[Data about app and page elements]
+ + + +
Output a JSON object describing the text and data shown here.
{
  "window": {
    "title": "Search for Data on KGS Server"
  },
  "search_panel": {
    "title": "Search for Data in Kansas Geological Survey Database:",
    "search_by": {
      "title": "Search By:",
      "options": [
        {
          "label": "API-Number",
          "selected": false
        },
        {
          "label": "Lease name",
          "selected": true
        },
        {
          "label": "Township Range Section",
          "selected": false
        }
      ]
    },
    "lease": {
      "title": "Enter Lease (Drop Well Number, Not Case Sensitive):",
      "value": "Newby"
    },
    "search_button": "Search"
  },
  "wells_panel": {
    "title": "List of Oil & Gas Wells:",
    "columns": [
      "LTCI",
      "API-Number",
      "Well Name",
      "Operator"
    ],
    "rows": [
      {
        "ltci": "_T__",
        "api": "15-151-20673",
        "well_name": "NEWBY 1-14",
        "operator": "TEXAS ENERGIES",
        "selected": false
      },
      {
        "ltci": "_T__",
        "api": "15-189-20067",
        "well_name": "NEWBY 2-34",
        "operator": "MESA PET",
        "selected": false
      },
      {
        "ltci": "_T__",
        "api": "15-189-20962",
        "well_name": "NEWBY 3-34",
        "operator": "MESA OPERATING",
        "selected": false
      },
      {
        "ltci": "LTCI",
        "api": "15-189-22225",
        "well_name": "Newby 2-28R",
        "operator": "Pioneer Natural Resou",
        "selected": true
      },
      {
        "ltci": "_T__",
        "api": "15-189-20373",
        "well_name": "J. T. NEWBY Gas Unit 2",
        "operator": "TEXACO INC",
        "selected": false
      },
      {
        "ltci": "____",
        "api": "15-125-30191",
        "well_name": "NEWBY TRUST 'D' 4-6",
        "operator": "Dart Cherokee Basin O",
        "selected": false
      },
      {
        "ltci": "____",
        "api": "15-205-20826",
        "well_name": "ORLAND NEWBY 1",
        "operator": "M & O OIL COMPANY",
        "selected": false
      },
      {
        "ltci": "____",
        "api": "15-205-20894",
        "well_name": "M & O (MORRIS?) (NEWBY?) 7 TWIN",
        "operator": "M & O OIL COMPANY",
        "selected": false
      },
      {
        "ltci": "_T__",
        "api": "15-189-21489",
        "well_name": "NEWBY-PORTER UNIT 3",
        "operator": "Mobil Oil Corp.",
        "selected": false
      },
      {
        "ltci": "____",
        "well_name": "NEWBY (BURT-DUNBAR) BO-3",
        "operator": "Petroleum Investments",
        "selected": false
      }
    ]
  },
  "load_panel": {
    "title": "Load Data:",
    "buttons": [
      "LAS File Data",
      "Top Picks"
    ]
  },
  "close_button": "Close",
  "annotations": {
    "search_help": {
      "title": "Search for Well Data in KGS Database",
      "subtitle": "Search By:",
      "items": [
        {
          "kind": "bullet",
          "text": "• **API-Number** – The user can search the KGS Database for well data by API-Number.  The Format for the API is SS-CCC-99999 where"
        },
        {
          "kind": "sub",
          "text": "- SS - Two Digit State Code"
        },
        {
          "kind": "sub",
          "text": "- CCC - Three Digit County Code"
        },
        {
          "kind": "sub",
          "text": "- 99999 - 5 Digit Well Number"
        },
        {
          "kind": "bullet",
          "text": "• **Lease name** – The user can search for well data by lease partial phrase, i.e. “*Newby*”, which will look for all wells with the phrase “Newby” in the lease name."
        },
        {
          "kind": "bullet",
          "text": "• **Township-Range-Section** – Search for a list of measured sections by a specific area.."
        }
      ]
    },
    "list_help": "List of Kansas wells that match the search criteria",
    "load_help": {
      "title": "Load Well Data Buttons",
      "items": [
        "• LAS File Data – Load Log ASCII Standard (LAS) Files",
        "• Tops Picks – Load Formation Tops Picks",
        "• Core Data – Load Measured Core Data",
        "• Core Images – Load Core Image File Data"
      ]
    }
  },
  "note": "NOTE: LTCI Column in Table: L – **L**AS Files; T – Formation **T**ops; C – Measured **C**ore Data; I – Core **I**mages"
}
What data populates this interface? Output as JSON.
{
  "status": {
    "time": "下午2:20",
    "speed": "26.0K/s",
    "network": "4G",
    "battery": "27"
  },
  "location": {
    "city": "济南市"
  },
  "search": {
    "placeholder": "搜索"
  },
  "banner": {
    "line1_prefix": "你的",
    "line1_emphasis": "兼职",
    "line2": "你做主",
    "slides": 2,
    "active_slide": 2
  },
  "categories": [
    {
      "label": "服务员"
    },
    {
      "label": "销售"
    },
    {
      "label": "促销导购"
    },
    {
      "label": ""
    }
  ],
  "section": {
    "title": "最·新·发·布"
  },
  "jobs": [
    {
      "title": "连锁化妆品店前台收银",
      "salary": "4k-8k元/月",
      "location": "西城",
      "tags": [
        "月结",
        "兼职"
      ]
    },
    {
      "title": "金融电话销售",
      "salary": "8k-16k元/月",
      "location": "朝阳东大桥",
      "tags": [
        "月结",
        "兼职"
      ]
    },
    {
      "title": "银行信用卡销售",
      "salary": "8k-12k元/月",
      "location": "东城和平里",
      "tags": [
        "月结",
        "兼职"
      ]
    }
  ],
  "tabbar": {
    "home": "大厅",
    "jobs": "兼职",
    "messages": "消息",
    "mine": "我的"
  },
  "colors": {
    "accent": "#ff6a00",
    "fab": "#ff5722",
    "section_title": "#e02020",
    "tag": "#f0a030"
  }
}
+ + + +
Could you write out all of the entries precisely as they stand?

Output a JSON object describing the text and data shown here.
{
  "window": {
    "title": "Search for Data on KGS Server"
  },
  "search_panel": {
    "title": "Search for Data in Kansas Geological Survey Database:",
    "search_by": {
      "title": "Search By:",
      "options": [
        {
          "label": "API-Number",
          "selected": false
        },
        {
          "label": "Lease name",
          "selected": true
        },
        {
          "label": "Township Range Section",
          "selected": false
        }
      ]
    },
    "lease": {
      "title": "Enter Lease (Drop Well Number, Not Case Sensitive):",
      "value": "Newby"
    },
    "search_button": "Search"
  },
  "wells_panel": {
    "title": "List of Oil & Gas Wells:",
    "columns": [
      "LTCI",
      "API-Number",
      "Well Name",
      "Operator"
    ],
    "rows": [
      {
        "ltci": "_T__",
        "api": "15-151-20673",
        "well_name": "NEWBY 1-14",
        "operator": "TEXAS ENERGIES",
        "selected": false
      },
      {
        "ltci": "_T__",
        "api": "15-189-20067",
        "well_name": "NEWBY 2-34",
        "operator": "MESA PET",
        "selected": false
      },
      {
        "ltci": "_T__",
        "api": "15-189-20962",
        "well_name": "NEWBY 3-34",
        "operator": "MESA OPERATING",
        "selected": false
      },
      {
        "ltci": "LTCI",
        "api": "15-189-22225",
        "well_name": "Newby 2-28R",
        "operator": "Pioneer Natural Resou",
        "selected": true
      },
      {
        "ltci": "_T__",
        "api": "15-189-20373",
        "well_name": "J. T. NEWBY Gas Unit 2",
        "operator": "TEXACO INC",
        "selected": false
      },
      {
        "ltci": "____",
        "api": "15-125-30191",
        "well_name": "NEWBY TRUST 'D' 4-6",
        "operator": "Dart Cherokee Basin O",
        "selected": false
      },
      {
        "ltci": "____",
        "api": "15-205-20826",
        "well_name": "ORLAND NEWBY 1",
        "operator": "M & O OIL COMPANY",
        "selected": false
      },
      {
        "ltci": "____",
        "api": "15-205-20894",
        "well_name": "M & O (MORRIS?) (NEWBY?) 7 TWIN",
        "operator": "M & O OIL COMPANY",
        "selected": false
      },
      {
        "ltci": "_T__",
        "api": "15-189-21489",
        "well_name": "NEWBY-PORTER UNIT 3",
        "operator": "Mobil Oil Corp.",
        "selected": false
      },
      {
        "ltci": "____",
        "well_name": "NEWBY (BURT-DUNBAR) BO-3",
        "operator": "Petroleum Investments",
        "selected": false
      }
    ]
  },
  "load_panel": {
    "title": "Load Data:",
    "buttons": [
      "LAS File Data",
      "Top Picks"
    ]
  },
  "close_button": "Close",
  "annotations": {
    "search_help": {
      "title": "Search for Well Data in KGS Database",
      "subtitle": "Search By:",
      "items": [
        {
          "kind": "bullet",
          "text": "• **API-Number** – The user can search the KGS Database for well data by API-Number.  The Format for the API is SS-CCC-99999 where"
        },
        {
          "kind": "sub",
          "text": "- SS - Two Digit State Code"
        },
        {
          "kind": "sub",
          "text": "- CCC - Three Digit County Code"
        },
        {
          "kind": "sub",
          "text": "- 99999 - 5 Digit Well Number"
        },
        {
          "kind": "bullet",
          "text": "• **Lease name** – The user can search for well data by lease partial phrase, i.e. “*Newby*”, which will look for all wells with the phrase “Newby” in the lease name."
        },
        {
          "kind": "bullet",
          "text": "• **Township-Range-Section** – Search for a list of measured sections by a specific area.."
        }
      ]
    },
    "list_help": "List of Kansas wells that match the search criteria",
    "load_help": {
      "title": "Load Well Data Buttons",
      "items": [
        "• LAS File Data – Load Log ASCII Standard (LAS) Files",
        "• Tops Picks – Load Formation Tops Picks",
        "• Core Data – Load Measured Core Data",
        "• Core Images – Load Core Image File Data"
      ]
    }
  },
  "note": "NOTE: LTCI Column in Table: L – **L**AS Files; T – Formation **T**ops; C – Measured **C**ore Data; I – Core **I**mages"
}
What data populates this interface? Output as JSON.
{
  "status": {
    "time": "下午2:20",
    "speed": "26.0K/s",
    "network": "4G",
    "battery": "27"
  },
  "location": {
    "city": "济南市"
  },
  "search": {
    "placeholder": "搜索"
  },
  "banner": {
    "line1_prefix": "你的",
    "line1_emphasis": "兼职",
    "line2": "你做主",
    "slides": 2,
    "active_slide": 2
  },
  "categories": [
    {
      "label": "服务员"
    },
    {
      "label": "销售"
    },
    {
      "label": "促销导购"
    },
    {
      "label": ""
    }
  ],
  "section": {
    "title": "最·新·发·布"
  },
  "jobs": [
    {
      "title": "连锁化妆品店前台收银",
      "salary": "4k-8k元/月",
      "location": "西城",
      "tags": [
        "月结",
        "兼职"
      ]
    },
    {
      "title": "金融电话销售",
      "salary": "8k-16k元/月",
      "location": "朝阳东大桥",
      "tags": [
        "月结",
        "兼职"
      ]
    },
    {
      "title": "银行信用卡销售",
      "salary": "8k-12k元/月",
      "location": "东城和平里",
      "tags": [
        "月结",
        "兼职"
      ]
    }
  ],
  "tabbar": {
    "home": "大厅",
    "jobs": "兼职",
    "messages": "消息",
    "mine": "我的"
  },
  "colors": {
    "accent": "#ff6a00",
    "fab": "#ff5722",
    "section_title": "#e02020",
    "tag": "#f0a030"
  }
}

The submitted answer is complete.